- 8: Happy people learn faster
- 9: Happy people worry less about making mistakes – and consequently make fewer mistakes
- 10: Happy people make better decisions
I’m a firm believer in a positive attitude improving almost every situation in life. However, being happy at work can be difficult. It really has to be sincere for it to do any good. So, I guess, the real key is finding work you can be happy doing. Then productivity could come naturally?
Top 10 reasons why happiness at work is the ultimate productivity booster – [PositiveSharing]
Seth’s Blog: The two reasons people say no to your idea
“It’s been done before”
“It’s never been done before”
Even though neither one is truthful, accurate or useful, you need to be prepared for both.
In the pages of Forbes, Stephen Covey has weighed in on the work/lie balance debate. He has a slightly different perspective, summarized as a concern that people rarely have very clear objectives about what they want, so finding a balance with other things becomes almost impossible. But he doesn’t confine his strictures to individuals. Here’s what he has to say about organizations:
. . . there is another profoundly pervasive cause for work-life imbalance. It is to be found in the painful and surprisingly ineffective way most organizations work. In no way is this pain more clearly or practically manifest than their inability to focus and execute on their highest priorities.
I think he’s right on that one. Covey adds:
Despite all our gains in technology, product innovation and world markets, most people are not thriving in the organizations they work for. They are neither fulfilled nor excited. They are frustrated. They are not clear about where the organization is headed or what its highest priorities are. They are bogged down and distracted. Most of all, they don’t feel they can change much. Can you imagine the personal and organizational cost of failing to fully engage the passion, talent and intelligence of the workforce? Can you imagine the waste of time, energy and resources?
I very much agree. [link]
The Scott H. Young weblog has a very interesting post that draws several parallels between unhealthy eating and your productivity.
Sweet, greasy and delicious, empty calories are filler food that keep you feeling full while offering little nutritional value. In the short term, these empty calories are great. They let you feel good and are easy to swallow. But their glory is short lived when they leave you with disease and obesity.
Empty calories aren’t just in our food, they are in our lives.
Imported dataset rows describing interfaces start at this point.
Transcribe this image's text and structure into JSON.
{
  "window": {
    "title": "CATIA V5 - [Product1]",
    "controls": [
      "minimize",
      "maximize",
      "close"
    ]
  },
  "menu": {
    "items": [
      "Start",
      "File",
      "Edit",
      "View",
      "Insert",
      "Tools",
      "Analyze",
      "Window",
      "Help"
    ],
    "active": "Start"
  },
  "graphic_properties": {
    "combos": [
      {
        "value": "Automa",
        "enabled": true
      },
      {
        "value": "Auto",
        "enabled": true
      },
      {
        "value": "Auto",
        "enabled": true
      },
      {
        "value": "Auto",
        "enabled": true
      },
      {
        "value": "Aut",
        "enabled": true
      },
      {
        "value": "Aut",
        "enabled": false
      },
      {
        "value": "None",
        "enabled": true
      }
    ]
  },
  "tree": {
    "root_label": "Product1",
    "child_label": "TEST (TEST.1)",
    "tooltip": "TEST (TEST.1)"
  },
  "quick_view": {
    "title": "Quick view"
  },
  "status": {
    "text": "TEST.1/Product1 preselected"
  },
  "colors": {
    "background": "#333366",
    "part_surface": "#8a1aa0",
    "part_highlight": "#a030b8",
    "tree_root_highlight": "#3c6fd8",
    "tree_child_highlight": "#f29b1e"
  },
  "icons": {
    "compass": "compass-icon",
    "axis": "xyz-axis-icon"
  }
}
Empty calories are all those tasks that make you feel productive even though you aren’t contributing any value. Empty calories are those hours in front of the television to let you feel entertained, even though you are watching reruns. Empty calories are in the running shoes you buy instead of jogging and the investment books you read instead of saving. Empty calories give you the feeling, but not the nutrition.
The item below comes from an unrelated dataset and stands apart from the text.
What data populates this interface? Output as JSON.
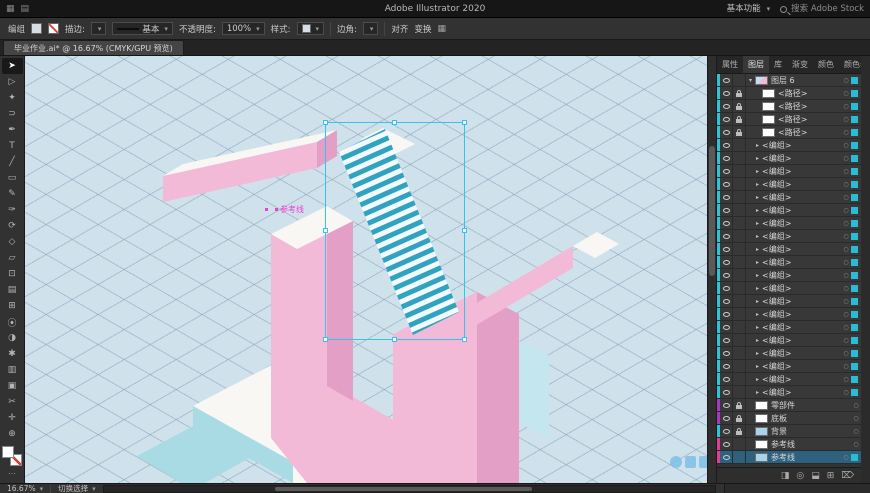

The article is really interesting and well worth the read. Please share with us…what are your “empty productivity calories” (what tasks make you feel productive without actually improving your productivity)?
Empty Calories – [Scott H. Young]